After the workshop, I decided to process some of the leftover dough we had made that day - I had a hot oven; why waste the heat? I asked Anne and her husband to swing by later for an extended bake off. The oven had been running for many hours by now. I processed the dough through the second proof, and shaped some dough the students had left as well. By the time Anne and her husband came with wine and cheese and, of course, olives, all the dough had been shaped and was proofing nicely. I baked off some mini baguettes and some batards. All were sensational. The shape held, and the crust and crumb were both very acceptable. It had been the best bake I had done since before Perth. So what was I doing right?

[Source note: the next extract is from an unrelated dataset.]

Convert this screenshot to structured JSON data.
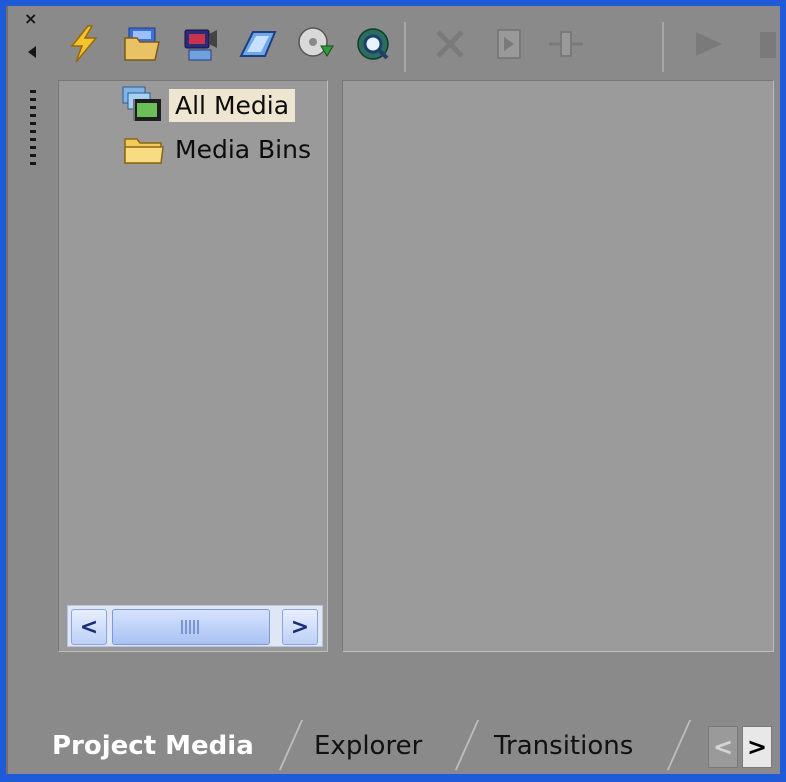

We already established I had fresher starter. So one variable didn’t play into the results of the day. Secondly, I was now using consistent flour, rather than whatever I could get at the supermarket along the way. Another variable under control. Third thing: the water had changed. Some of it had been filtered and treated with light, which was how it worked here at Anne’s orchard, and this tasted pretty clear. The water I had used throughout the west had tasted like clay, almost without exception. Some of the dough made at this workshop was made using ‘clear’ water; but some of it had been made a day earlier, which hadn’t been filtered in the same way.

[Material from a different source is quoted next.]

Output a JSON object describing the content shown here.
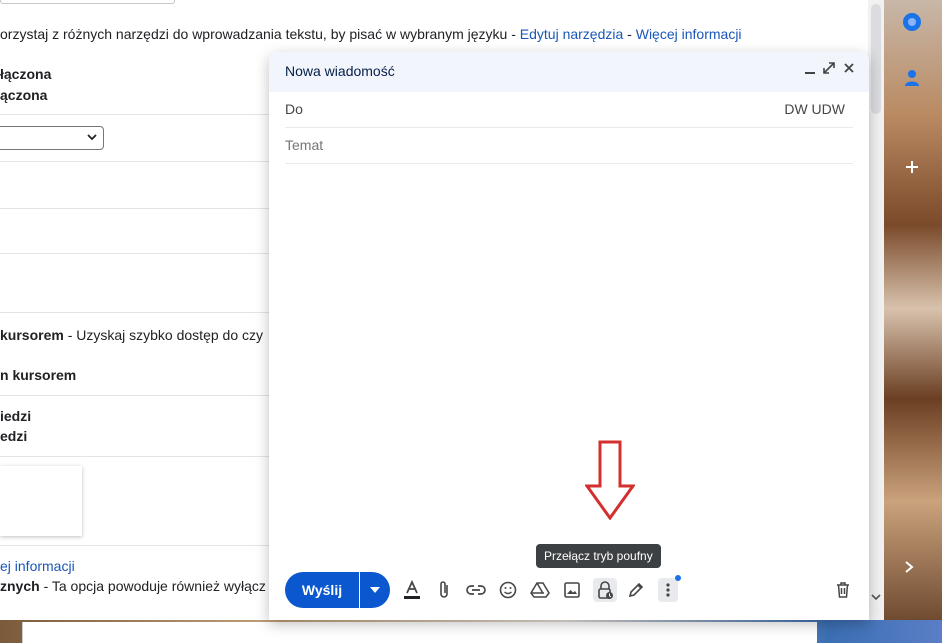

Thus, the quality of water wasn’t necessarily part of the solution here. Nonethless, if I was going to solve problems, understanding all the variables was essential - it was a large list, and getting larger and more complex as I went along. Changes in water quality were still a potential contributor. So I filled all my tanks with this clear water. I had about 60 litres all up, so this would have to last me until the next time I could load up with good water. I had a trip across the Nullabor, and my next workshop a full two weeks away, near Mildura back in Victoria. So I was most likely to use most of this water before I would make dough again. At least this time, I would have nice water on board to cross the desert!
(Last Nullabor crossing, the water I drank was ‘whatever was available’, - hadn’t allowed for enough storage capacity on the trailer - local water was often undrinkable. I had since added more water storage.)
I still managed to reserve about 10 litres of clean water for dough in Victoria, so that keeps that variable at bay for a little while!
So at Yirri Grove workshop it was back to Great bread. Since I’ve crossed the border into WA, it’s been Crap bread, Great bread, Crap bread, Mediocre bread, Great bread. The Erratic Bread Syndrome continues.
With two variables removed, another mitigated against, and quite a few more identified, I was actually feeling like I was making forward progress. Onward across the Nullabor one more time. I had the mental strength necessary to do it this time. I was getting used to life on the road. It was making me stronger.